▼

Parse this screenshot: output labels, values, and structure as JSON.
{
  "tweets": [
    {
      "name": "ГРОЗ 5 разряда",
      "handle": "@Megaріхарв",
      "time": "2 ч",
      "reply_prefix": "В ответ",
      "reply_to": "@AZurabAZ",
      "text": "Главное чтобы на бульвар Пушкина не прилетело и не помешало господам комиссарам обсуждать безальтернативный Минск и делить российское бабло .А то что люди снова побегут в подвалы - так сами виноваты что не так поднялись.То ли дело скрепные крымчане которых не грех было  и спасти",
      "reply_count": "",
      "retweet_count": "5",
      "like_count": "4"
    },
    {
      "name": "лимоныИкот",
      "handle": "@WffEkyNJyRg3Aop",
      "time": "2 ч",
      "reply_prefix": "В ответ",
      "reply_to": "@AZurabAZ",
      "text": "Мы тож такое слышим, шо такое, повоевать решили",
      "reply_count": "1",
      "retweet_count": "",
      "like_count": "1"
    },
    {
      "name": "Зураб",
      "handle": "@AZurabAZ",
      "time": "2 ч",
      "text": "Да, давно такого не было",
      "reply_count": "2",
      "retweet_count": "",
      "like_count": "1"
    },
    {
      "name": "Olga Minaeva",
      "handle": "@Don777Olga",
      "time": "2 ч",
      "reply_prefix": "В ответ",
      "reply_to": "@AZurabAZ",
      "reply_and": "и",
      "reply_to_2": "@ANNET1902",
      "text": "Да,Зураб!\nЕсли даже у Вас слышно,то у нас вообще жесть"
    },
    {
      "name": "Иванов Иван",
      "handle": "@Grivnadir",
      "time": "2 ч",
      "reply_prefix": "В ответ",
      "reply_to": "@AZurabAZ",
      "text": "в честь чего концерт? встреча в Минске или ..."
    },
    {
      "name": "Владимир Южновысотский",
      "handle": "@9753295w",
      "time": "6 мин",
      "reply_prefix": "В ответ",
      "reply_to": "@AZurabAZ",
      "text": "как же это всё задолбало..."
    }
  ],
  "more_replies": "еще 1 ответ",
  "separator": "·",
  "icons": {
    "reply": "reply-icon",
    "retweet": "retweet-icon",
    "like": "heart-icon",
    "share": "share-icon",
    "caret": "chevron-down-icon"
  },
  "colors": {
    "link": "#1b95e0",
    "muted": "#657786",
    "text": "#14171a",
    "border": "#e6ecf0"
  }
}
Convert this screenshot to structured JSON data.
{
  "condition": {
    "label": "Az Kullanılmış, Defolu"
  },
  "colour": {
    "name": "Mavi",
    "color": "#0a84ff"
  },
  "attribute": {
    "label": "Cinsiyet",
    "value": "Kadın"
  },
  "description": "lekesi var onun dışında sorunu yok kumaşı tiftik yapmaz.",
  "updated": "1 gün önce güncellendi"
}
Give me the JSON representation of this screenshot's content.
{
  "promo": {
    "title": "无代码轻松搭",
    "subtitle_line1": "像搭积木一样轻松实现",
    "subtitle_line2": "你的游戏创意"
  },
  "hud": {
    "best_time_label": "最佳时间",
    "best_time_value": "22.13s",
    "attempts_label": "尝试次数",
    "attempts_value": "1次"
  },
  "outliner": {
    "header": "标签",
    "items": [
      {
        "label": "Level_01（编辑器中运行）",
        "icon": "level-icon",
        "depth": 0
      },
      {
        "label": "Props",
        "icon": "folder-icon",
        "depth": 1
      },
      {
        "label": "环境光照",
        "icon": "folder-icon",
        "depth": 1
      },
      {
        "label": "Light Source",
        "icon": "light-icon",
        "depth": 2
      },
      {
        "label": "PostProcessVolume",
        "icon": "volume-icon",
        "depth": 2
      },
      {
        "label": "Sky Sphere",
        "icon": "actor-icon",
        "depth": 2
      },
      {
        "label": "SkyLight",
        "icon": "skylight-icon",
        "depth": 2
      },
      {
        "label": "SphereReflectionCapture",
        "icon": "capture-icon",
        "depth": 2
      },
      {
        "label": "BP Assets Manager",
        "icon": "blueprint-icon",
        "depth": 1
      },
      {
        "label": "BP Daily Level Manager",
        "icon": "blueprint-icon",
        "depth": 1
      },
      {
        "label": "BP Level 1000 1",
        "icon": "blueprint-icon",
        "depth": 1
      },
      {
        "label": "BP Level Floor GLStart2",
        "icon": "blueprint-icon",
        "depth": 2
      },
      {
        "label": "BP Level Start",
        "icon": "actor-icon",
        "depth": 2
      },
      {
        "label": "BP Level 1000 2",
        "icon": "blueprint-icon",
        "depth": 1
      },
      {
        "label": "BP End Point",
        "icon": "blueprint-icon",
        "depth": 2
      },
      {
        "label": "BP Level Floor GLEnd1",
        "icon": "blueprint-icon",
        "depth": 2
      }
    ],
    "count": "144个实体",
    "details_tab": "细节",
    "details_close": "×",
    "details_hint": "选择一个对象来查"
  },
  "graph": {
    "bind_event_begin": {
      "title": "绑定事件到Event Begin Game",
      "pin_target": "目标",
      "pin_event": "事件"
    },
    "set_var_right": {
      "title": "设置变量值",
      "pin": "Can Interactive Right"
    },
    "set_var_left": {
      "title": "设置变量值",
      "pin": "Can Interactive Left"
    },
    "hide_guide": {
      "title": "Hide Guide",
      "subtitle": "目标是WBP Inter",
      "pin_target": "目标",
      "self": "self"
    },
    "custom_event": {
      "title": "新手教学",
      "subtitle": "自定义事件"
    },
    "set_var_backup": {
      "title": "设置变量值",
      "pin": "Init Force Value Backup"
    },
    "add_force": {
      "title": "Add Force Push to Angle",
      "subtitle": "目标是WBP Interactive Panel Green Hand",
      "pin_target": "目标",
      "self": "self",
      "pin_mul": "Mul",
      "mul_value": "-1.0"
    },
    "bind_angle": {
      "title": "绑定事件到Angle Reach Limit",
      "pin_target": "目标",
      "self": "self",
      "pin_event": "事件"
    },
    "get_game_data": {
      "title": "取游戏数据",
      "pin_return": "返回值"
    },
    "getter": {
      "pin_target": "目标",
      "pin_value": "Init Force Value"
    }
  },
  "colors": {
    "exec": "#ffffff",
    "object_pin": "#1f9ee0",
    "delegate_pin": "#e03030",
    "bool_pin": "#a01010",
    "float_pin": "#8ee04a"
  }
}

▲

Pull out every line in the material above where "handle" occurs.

* **RESPONSE**
      "handle": "@Megaріхарв",
      "handle": "@WffEkyNJyRg3Aop",
      "handle": "@AZurabAZ",
      "handle": "@Don777Olga",
      "handle": "@Grivnadir",
      "handle": "@9753295w",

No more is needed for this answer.